■ Work instruction ■
Filter these entries down to lines holding "time".
--- Task input ---
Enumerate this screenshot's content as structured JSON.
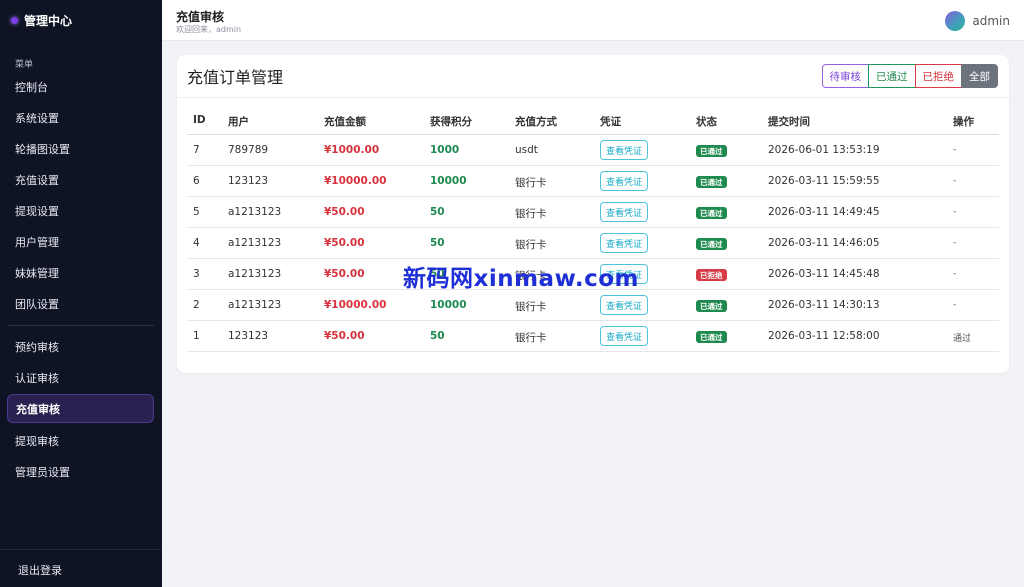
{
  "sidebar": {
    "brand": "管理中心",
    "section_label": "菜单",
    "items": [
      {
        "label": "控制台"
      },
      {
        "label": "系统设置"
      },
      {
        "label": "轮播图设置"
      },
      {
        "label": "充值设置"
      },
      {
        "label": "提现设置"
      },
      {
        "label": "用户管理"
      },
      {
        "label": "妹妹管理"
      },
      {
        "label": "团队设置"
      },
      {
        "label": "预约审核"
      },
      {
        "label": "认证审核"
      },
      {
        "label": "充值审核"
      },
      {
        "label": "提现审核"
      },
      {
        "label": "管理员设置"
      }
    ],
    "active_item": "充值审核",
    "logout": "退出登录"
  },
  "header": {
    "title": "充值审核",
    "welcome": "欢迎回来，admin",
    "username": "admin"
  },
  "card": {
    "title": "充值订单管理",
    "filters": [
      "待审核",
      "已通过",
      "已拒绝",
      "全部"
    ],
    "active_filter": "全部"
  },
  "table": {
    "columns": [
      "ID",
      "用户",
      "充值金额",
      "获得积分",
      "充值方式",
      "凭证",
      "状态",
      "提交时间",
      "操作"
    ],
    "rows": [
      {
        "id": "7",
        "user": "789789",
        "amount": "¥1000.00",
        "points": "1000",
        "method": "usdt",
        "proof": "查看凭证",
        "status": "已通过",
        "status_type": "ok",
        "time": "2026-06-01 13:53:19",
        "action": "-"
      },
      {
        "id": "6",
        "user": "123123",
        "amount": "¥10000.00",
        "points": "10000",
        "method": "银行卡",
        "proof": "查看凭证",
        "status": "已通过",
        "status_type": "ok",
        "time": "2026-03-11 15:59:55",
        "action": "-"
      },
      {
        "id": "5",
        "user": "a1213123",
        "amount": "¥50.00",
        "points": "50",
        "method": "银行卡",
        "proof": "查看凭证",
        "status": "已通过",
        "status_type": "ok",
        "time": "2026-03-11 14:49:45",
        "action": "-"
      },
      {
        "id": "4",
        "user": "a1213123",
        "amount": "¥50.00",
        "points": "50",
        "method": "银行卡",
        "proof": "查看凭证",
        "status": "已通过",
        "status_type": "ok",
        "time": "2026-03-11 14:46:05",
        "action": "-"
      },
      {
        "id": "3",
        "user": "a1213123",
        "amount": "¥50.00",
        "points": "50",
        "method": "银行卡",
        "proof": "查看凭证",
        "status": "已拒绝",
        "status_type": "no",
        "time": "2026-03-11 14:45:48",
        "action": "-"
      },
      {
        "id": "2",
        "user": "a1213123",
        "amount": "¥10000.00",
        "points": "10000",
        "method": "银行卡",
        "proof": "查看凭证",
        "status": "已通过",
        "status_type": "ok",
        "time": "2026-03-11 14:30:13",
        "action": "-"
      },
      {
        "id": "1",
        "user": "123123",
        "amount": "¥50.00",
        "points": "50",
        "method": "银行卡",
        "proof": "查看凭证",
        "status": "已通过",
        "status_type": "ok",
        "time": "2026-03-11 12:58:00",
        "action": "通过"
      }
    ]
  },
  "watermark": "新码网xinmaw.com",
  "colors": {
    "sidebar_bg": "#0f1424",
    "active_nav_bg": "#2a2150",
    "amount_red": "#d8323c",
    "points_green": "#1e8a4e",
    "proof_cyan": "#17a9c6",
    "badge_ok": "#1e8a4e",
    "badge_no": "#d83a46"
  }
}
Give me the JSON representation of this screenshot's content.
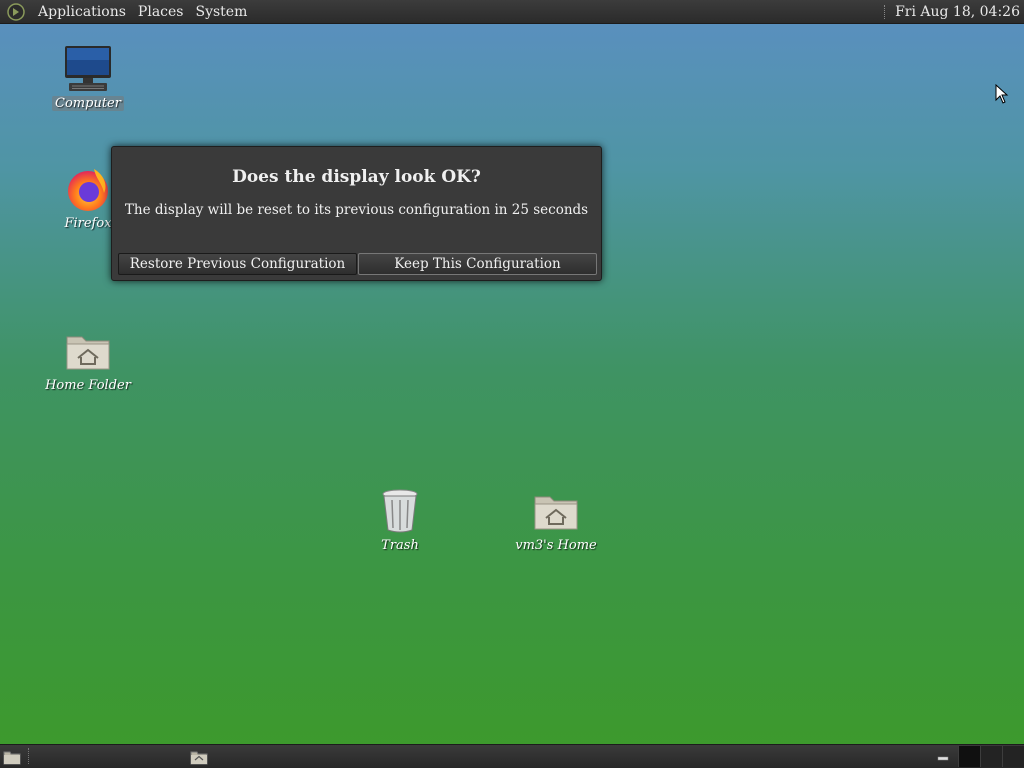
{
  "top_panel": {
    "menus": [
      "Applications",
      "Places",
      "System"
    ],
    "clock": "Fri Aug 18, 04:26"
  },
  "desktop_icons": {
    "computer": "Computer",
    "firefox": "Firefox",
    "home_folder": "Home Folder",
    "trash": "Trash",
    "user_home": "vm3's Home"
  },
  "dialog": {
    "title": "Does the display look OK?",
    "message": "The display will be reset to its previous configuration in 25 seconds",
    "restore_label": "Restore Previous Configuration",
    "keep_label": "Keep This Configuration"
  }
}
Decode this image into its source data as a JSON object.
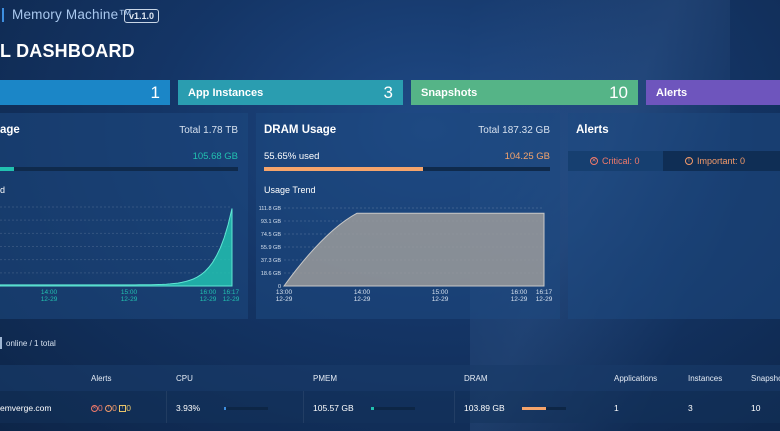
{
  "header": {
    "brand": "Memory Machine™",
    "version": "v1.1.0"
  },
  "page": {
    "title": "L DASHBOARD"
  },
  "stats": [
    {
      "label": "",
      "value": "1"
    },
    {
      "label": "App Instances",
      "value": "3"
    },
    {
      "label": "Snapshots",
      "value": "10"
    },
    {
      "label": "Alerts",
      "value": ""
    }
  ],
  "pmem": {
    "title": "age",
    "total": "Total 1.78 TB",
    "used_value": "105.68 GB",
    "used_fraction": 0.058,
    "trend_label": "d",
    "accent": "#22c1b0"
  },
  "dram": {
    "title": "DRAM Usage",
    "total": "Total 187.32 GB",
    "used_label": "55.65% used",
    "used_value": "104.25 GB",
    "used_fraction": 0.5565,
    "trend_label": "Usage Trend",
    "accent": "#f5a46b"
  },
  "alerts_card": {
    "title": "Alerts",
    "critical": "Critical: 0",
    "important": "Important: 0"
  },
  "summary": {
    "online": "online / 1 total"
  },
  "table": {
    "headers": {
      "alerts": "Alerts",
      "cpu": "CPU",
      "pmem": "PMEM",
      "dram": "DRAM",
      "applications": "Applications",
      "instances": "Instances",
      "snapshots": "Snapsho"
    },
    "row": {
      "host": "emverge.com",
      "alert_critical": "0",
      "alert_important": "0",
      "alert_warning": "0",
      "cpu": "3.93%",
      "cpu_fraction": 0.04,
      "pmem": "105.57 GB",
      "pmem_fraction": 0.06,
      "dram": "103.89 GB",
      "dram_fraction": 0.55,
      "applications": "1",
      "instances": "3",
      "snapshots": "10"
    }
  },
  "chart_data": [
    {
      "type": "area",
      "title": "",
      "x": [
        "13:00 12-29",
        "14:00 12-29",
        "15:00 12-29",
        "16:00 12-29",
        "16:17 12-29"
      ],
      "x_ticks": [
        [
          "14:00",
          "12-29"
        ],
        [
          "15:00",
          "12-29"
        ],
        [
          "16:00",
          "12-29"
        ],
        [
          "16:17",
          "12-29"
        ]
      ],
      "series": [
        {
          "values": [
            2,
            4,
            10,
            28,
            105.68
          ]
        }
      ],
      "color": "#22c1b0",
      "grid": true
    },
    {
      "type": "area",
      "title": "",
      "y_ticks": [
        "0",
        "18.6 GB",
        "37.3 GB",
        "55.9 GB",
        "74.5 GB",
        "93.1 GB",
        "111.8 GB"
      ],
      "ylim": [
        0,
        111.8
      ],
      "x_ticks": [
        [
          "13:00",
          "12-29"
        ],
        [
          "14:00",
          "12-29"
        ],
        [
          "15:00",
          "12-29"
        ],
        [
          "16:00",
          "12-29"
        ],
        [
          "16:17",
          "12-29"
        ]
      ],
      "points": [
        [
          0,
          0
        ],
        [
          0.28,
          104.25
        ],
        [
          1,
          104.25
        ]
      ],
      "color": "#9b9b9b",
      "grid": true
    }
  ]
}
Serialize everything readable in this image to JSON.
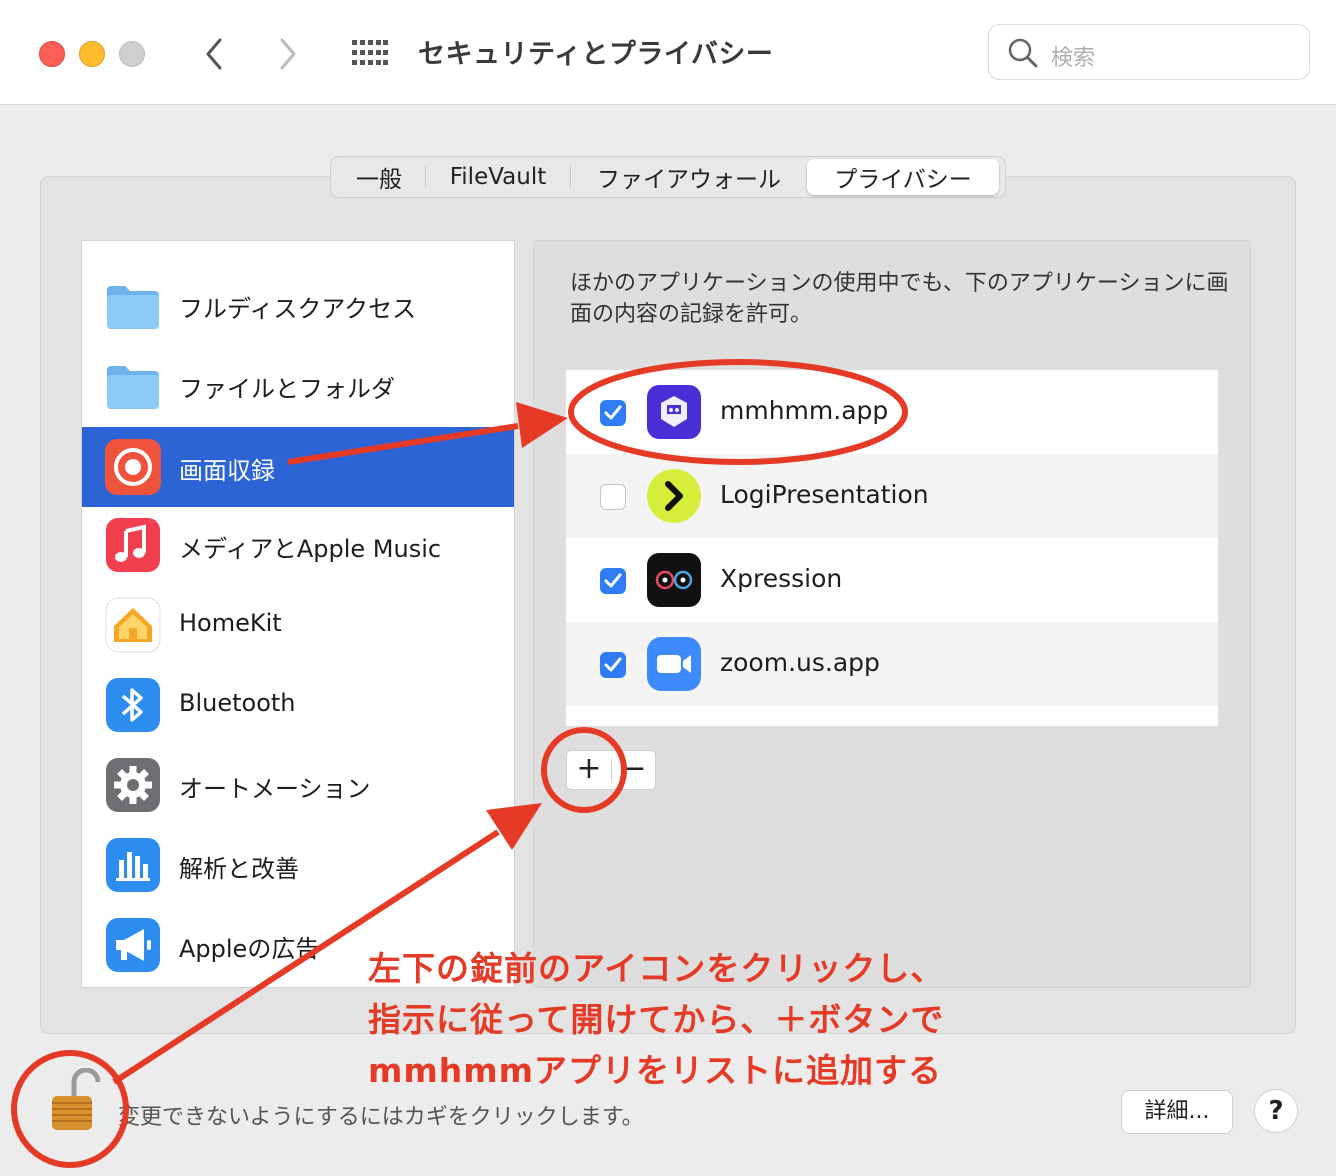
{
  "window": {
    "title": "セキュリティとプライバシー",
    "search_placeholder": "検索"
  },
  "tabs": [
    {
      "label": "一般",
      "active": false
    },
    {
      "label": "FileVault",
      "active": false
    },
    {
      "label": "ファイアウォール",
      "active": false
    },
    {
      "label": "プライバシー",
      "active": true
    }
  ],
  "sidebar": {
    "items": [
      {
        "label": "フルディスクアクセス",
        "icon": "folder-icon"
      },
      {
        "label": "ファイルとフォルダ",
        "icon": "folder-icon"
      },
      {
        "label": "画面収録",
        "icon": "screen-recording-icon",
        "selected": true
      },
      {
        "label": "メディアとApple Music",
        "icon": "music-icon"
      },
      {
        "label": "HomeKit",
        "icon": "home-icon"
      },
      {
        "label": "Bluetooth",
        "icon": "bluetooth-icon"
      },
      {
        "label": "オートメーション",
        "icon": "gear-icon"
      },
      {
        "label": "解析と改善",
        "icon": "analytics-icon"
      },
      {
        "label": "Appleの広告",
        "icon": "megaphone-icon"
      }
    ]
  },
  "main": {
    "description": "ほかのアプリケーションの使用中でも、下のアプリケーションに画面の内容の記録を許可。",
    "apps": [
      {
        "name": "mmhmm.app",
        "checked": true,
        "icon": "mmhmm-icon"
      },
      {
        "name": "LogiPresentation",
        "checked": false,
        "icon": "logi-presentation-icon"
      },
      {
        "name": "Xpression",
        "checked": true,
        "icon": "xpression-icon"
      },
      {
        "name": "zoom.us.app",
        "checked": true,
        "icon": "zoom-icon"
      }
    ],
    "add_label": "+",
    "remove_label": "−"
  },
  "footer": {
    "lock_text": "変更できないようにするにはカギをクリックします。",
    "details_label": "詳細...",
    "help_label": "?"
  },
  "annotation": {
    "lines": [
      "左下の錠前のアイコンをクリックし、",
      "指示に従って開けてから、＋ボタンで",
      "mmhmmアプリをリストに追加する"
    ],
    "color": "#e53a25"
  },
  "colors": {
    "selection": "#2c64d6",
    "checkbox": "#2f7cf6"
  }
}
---
■ Result for this exercise ■
        "time": "2026-06-01 13:53:19",
        "time": "2026-03-11 15:59:55",
        "time": "2026-03-11 14:49:45",
        "time": "2026-03-11 14:46:05",
        "time": "2026-03-11 14:45:48",
        "time": "2026-03-11 14:30:13",
        "time": "2026-03-11 12:58:00",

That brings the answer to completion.